  • More immediately, Operation Liberation — the successful, ongoing anti-insurgent operation by Sri Lankan forces in the Northern peninsula — was ended.
  • Sri Lankan troops were to withdraw to their barracks in the north, the Tamil rebels were to disarm. India agreed to end support for the Tamil separatist movement and recognise the unity of Sri Lanka.
  • The Indo-Sri Lanka Accord also underlined the commitment of Indian military assistance on which the IPKF came to be inducted into Sri Lanka.
  • In 1990, India withdrew the last of its forces from Sri Lanka, and fighting between the LTTE and the government resumed.
  • In January 1995, the Sri Lankan Government and the LTTE agreed to a ceasefire as a preliminary step in a government-initiated plan for peace negotiations. After 3 months, however, the LTTE unilaterally resumed hostilities.
  • The government of Sri Lanka then adopted a policy of military engagement with the Tigers, with government forces liberating Jaffna from LTTE control by mid-1996 and moving against LTTE positions in the northern part of the country called the Vanni.
  • An LTTE counteroffensive, begun in October 1999, reversed most government gains; and by May 2000, threatened government forces in Jaffna. Heavy fighting continued into 2001

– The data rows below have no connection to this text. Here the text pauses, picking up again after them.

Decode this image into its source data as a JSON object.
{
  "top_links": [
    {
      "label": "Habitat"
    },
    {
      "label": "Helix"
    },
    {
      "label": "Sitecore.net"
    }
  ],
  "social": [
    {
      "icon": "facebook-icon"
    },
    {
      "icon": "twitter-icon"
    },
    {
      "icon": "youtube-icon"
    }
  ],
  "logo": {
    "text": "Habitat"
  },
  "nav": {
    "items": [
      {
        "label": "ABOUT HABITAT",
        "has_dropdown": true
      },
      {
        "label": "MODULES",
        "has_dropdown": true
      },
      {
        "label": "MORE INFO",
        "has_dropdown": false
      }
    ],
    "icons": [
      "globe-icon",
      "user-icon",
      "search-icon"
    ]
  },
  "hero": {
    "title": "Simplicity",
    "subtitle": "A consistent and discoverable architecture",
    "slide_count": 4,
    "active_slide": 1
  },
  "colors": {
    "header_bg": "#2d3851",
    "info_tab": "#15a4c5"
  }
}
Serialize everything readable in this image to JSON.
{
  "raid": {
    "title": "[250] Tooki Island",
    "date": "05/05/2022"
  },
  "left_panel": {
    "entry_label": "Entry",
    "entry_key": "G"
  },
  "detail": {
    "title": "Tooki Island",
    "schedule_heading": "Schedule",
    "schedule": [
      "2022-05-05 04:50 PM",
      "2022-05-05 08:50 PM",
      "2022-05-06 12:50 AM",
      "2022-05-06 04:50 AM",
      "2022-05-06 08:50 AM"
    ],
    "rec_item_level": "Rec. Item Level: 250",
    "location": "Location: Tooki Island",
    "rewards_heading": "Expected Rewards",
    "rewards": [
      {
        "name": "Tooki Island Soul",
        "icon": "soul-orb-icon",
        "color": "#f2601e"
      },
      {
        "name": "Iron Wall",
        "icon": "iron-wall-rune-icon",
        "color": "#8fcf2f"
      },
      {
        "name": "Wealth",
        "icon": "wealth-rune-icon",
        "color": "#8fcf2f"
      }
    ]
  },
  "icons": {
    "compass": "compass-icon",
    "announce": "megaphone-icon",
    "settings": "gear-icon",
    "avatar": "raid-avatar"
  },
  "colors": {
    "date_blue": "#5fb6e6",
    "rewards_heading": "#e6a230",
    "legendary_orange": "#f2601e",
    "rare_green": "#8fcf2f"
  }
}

Present Status:

  • Since all provisions were not implemented, it is called 13- Minus.
  • After LTTE defeat, 13th Amendment Plus was promised.
  • Assured creation of upper house to parliament to ensure more minority participation.

Post Civil war:

  • Tamil issue dominates ties between Sri Lanka and India.
  • Sri Lanka- India ties go beyond people, into other domains.
  • Sri Lanka a major recipients of development assistance from GoI.
  • India’s commitment in Lanka close to $3 bn, $560 mn purely in grants.
  • Indian Housing Project is Indian govt’s flagship project of developmental assistance to Sri Lanka war affected people.